–Muir Creek Preservation Society
Concerned citizens in the Sooke region are sounding the alarm about TimberWest’s imminent plan to log a forested area not far from the mouth of Muir Creek. Located along and to the west of Anderson Road, the area is a known spawning estuary for three runs of salmon and two species of trout. The area straddles the border between Otter Point and Shirley on the southwest coast of Vancouver Island.
Muir Creek is home to one of the last stands of near old-growth forest in the Sooke region. For millennia it has been both a sanctuary and place of rich abundance for the Coast Salish. Over the last decade the area has been short-listed for protection by both the province (during the Gordon Campbell era) and by the Capital Regional District, however funding shortfalls and other parks priorities have superseded any such designation to date.
Late last week TimberWest constructed a new access road from Anderson Road toward the ridge and the embankment of the lower Muir Canyon. This area receives frequent heavy rainfall and is known to have loose soil comprised of significant pockets of glacial till. Logging in an area such as this could easily lead to erosion of the steep embankment. Precise details of the logging operations are kept confidential but ribbons signifying that cutting is imminent are readily observed along Anderson road and through the forest adjacent to the Muir Creek spawning grounds. Any landslides or loose till deposited in the creek could be disastrous for freshly laid salmon spawn.
Just days ago, individuals affiliated with such groups as the Juan de Fuca Community Land Trust, the Juan de Fuca Community Trails Society and the Juan de Fuca Forest Watch learned that logging could begin as early as this week. They’ve taken quick action by sharing their urgent concerns with BC Premier John Horgan, the MLA for Langford- Juan de Fuca, and JDF Regional Director Mike Hicks. Neighbours have been told that logging could commence as early as Monday December 19th
The T’Souke first nation and the Sooke Community value this site as a place of great scenic beauty and rich biodiversity. Spawning salmon, noted species at risk, 60 million year old fossilized wood, 25 million year old Cenozoic fossils, and giant trees are all within a short hike of parking spots off the West Coast Road and Anderson Rd. Since the days of Sooke’s first pioneers, the Muir Creek watershed has been logged by a succession of companies and yet giant trees still remain. Most of these trees now lace the steep embankments and gentle valley bottom of the lower reaches of Muir Creek.

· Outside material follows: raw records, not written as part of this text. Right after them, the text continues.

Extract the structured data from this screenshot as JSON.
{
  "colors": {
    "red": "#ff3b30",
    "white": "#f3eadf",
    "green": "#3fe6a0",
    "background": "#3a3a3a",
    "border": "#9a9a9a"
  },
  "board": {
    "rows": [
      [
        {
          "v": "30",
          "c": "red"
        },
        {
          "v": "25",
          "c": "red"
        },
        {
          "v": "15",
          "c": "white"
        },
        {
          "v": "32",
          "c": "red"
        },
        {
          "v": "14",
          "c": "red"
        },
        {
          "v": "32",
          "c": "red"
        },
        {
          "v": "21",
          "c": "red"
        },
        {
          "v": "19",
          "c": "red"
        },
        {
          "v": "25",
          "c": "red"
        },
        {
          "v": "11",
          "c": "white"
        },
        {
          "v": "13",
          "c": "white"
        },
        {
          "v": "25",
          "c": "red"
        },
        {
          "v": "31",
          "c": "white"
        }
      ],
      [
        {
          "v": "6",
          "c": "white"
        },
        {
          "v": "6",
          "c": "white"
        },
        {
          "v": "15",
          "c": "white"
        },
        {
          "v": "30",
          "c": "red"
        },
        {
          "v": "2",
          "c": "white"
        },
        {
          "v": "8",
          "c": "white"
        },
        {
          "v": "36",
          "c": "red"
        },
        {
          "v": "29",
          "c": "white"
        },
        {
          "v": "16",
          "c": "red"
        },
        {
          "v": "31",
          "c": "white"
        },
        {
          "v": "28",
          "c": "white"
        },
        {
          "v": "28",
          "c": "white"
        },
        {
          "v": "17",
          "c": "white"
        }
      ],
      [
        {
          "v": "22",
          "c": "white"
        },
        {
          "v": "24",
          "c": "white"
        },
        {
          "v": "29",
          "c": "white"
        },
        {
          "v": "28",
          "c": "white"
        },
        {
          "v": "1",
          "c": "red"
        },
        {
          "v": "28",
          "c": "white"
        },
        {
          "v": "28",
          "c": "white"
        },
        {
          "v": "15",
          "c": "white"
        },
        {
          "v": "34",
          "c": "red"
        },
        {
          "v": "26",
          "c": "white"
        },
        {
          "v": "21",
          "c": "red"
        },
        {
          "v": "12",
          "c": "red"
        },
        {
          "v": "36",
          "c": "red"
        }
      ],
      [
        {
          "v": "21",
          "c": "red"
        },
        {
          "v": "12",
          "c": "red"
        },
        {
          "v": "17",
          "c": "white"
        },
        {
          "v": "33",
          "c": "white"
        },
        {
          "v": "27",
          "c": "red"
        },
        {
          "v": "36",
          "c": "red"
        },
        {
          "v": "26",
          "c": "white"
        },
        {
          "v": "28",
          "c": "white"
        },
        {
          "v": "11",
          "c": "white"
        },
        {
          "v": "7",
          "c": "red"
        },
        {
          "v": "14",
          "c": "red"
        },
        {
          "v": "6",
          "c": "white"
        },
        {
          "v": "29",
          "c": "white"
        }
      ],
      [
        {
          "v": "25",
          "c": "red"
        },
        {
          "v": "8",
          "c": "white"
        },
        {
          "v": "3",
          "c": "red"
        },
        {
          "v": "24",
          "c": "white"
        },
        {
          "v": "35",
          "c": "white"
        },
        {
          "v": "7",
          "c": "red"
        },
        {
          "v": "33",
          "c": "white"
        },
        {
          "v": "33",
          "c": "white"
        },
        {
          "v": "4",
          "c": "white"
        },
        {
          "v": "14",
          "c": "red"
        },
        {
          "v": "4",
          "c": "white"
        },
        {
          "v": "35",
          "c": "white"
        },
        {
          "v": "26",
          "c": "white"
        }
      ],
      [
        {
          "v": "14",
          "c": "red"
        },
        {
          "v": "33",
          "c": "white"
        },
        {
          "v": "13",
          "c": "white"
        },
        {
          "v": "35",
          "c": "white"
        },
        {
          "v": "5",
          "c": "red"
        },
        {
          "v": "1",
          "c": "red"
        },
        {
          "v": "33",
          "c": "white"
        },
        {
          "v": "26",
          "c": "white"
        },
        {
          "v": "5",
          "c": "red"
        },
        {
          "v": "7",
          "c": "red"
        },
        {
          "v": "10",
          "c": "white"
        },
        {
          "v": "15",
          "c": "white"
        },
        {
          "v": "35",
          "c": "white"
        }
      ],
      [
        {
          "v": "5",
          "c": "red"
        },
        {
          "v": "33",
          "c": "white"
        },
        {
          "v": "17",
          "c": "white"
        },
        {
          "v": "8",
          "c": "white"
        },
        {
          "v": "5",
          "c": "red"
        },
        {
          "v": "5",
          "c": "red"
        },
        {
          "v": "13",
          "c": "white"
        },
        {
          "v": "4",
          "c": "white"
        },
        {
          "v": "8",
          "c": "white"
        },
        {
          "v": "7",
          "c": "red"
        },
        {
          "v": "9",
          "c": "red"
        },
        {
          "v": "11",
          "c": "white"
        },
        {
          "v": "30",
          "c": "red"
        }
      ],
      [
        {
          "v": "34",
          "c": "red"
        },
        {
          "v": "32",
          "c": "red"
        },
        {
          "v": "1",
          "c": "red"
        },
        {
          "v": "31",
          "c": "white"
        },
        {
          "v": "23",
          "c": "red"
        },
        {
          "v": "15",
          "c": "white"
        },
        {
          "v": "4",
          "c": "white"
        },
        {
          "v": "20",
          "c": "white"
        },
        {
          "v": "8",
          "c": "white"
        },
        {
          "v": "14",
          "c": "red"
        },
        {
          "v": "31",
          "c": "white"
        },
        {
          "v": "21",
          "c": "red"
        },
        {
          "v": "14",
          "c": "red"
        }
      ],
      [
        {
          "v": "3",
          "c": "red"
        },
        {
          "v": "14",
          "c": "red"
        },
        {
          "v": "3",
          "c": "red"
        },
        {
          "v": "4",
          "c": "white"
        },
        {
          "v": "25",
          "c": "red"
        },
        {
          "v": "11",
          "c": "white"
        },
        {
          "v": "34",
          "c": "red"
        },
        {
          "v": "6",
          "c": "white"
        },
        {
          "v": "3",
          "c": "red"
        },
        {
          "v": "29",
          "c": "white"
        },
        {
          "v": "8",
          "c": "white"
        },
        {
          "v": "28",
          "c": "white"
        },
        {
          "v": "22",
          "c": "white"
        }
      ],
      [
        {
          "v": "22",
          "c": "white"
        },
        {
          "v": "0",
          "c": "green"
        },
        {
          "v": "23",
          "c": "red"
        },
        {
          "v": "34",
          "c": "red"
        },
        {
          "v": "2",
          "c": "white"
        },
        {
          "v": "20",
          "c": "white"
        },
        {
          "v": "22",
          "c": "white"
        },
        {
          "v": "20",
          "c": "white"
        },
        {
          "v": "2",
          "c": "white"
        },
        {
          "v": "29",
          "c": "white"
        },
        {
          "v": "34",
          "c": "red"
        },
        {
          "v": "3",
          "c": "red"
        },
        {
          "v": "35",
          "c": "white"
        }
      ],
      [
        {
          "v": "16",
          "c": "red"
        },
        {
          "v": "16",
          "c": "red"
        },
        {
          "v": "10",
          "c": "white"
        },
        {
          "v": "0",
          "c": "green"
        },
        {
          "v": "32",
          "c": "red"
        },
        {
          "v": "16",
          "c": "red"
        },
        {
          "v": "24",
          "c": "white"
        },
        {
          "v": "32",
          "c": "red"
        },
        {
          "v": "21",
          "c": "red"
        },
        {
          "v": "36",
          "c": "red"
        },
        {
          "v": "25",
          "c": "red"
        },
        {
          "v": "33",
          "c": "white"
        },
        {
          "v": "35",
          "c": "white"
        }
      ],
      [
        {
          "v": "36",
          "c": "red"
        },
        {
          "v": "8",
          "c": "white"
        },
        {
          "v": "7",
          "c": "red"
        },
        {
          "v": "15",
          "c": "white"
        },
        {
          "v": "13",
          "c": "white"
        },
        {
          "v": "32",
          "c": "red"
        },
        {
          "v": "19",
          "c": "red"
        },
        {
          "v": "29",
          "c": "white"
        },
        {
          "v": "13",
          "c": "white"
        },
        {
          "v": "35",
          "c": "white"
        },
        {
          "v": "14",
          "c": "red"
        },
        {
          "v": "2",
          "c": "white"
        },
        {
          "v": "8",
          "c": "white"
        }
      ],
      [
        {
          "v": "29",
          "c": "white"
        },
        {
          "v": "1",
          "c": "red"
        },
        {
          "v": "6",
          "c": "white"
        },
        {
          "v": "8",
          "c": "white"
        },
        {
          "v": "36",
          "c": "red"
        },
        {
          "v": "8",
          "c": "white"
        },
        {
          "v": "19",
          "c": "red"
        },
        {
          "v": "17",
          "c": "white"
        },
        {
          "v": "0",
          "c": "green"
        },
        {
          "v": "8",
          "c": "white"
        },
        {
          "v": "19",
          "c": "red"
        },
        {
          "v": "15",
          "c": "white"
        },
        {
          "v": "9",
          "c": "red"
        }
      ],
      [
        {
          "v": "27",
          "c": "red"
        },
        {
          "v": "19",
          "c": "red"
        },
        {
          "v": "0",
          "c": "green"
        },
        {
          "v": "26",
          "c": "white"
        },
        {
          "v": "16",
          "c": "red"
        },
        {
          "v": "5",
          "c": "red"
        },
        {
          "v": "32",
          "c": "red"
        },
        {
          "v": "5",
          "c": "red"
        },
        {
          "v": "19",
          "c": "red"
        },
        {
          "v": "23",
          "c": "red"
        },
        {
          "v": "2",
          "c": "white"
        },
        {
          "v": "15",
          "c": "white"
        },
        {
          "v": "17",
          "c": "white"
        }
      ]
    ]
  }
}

The campaign to save Muir Creek began in earnest in 2005. Led by Anderson Road resident Alanda Carver, the Muir Creek Protection Society worked hard to publicize the issue prior to passing the torch in 2015 to the JDF Community Land Trust. The latter worked in partnership with the JDF Community Trails Society to lobby the CRD’s Regional Parks Committee to purchase the parcels that encompass the Muir estuary. These efforts were put on hold recently in deference to the T’Sou-ke Nation’s interest in acquiring some of their traditional territory in the Muir Creek area.
“Although the Muir watershed has been extensively logged, pockets of old growth remain and the rest will recover,” explains Sid Jorna, president of the JDF Community Trails Society. “If protected, it will once again be a splendid forest with a long-term tourism potential that will benefit our own and future generations.”
TimberWest, which bills itself as Western Canada’s largest private timberland company, was purchased in 2011 by two of Canada’s largest pension funds — the BC Investment Management Corporation and the federal Public Sector Pension Investment Board.
- JDF Community Land Trust
- JDF Community Trails Society
- JdF Forest Watch Facebook group
- Muir Creek Preservation Society
- T’Sou-ke Nation
- CRD Parks and Trails Land Acquisition Fund
- Island Tides article on the removal of 28,000 hectares of land from TFL #25 by BC’s Forests Ministry on January 31, 2007